══ Listed records ══

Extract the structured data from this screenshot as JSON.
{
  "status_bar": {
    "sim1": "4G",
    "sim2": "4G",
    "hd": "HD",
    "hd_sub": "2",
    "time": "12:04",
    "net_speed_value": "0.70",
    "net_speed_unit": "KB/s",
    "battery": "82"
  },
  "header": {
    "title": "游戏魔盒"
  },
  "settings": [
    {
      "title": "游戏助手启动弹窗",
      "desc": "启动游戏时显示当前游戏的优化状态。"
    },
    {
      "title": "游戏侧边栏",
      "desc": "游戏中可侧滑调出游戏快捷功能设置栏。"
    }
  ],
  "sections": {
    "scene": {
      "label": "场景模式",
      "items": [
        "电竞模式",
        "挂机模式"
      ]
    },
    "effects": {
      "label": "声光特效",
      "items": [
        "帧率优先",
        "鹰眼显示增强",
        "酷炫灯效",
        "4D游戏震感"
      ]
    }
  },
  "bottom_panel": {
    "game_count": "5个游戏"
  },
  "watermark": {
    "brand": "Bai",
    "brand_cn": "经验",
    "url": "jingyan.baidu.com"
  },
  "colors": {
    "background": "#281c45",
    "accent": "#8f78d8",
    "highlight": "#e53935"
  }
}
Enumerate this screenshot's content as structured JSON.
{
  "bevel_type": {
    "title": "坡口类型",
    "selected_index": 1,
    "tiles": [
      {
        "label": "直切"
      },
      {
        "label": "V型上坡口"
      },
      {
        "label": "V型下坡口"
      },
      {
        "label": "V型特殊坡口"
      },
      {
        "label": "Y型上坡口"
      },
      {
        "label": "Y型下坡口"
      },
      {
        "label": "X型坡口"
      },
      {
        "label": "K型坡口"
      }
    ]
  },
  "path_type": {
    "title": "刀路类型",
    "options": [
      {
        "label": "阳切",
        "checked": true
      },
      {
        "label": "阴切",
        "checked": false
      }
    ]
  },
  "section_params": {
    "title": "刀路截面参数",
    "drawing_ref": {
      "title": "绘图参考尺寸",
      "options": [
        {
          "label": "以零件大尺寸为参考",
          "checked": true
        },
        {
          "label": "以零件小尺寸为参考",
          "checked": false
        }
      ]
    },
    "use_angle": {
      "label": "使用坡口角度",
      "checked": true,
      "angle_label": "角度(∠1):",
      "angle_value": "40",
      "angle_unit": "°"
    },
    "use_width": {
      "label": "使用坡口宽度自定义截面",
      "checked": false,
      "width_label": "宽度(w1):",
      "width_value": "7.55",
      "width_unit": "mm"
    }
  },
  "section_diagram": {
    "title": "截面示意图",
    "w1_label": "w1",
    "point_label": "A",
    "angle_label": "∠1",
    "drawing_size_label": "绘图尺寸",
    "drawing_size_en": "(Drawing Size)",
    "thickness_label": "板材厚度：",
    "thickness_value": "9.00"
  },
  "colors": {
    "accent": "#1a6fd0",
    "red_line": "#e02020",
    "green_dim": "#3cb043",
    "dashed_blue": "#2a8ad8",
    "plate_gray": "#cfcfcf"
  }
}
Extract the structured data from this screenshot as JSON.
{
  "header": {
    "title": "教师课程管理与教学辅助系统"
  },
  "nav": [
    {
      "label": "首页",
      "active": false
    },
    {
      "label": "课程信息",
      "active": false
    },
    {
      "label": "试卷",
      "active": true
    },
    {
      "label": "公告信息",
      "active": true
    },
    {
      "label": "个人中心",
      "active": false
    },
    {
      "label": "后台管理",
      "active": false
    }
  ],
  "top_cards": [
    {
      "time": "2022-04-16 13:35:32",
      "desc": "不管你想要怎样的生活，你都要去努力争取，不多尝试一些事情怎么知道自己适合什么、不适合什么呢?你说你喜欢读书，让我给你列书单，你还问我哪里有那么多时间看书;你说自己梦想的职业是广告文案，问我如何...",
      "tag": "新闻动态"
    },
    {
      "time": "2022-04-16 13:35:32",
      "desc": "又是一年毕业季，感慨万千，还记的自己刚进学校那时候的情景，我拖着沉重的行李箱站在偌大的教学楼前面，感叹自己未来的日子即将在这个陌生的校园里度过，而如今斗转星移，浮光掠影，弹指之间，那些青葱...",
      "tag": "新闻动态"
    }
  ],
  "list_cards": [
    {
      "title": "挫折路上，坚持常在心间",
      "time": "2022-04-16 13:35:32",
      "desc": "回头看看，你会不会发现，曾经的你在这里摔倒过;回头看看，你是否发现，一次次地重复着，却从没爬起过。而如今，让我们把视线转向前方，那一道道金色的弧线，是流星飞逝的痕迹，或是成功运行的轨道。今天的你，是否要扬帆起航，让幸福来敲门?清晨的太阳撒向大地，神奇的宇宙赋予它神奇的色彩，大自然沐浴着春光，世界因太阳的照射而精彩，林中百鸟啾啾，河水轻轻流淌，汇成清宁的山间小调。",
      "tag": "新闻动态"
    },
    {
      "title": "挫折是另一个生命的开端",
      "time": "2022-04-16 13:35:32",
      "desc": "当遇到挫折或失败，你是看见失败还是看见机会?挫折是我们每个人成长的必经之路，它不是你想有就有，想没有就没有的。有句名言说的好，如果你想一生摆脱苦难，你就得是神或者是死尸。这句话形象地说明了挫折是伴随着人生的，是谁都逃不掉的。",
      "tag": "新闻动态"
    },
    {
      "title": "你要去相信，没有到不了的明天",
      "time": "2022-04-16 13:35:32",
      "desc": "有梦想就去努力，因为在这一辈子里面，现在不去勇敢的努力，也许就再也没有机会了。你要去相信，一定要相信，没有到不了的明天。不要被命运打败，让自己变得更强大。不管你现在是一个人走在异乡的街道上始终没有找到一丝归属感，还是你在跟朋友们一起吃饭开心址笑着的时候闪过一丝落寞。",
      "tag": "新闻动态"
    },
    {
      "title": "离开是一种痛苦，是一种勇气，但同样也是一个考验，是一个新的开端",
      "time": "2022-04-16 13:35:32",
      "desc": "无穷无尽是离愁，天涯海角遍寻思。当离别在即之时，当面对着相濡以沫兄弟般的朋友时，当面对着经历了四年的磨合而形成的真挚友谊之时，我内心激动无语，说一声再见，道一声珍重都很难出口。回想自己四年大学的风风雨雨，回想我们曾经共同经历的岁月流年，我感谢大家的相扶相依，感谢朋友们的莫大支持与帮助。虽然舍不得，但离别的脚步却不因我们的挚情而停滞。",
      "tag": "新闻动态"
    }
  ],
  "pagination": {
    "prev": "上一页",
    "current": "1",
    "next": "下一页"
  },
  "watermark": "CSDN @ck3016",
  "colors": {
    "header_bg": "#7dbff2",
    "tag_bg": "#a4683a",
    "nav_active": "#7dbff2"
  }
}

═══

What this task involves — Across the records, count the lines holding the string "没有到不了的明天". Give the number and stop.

Exercise output — 2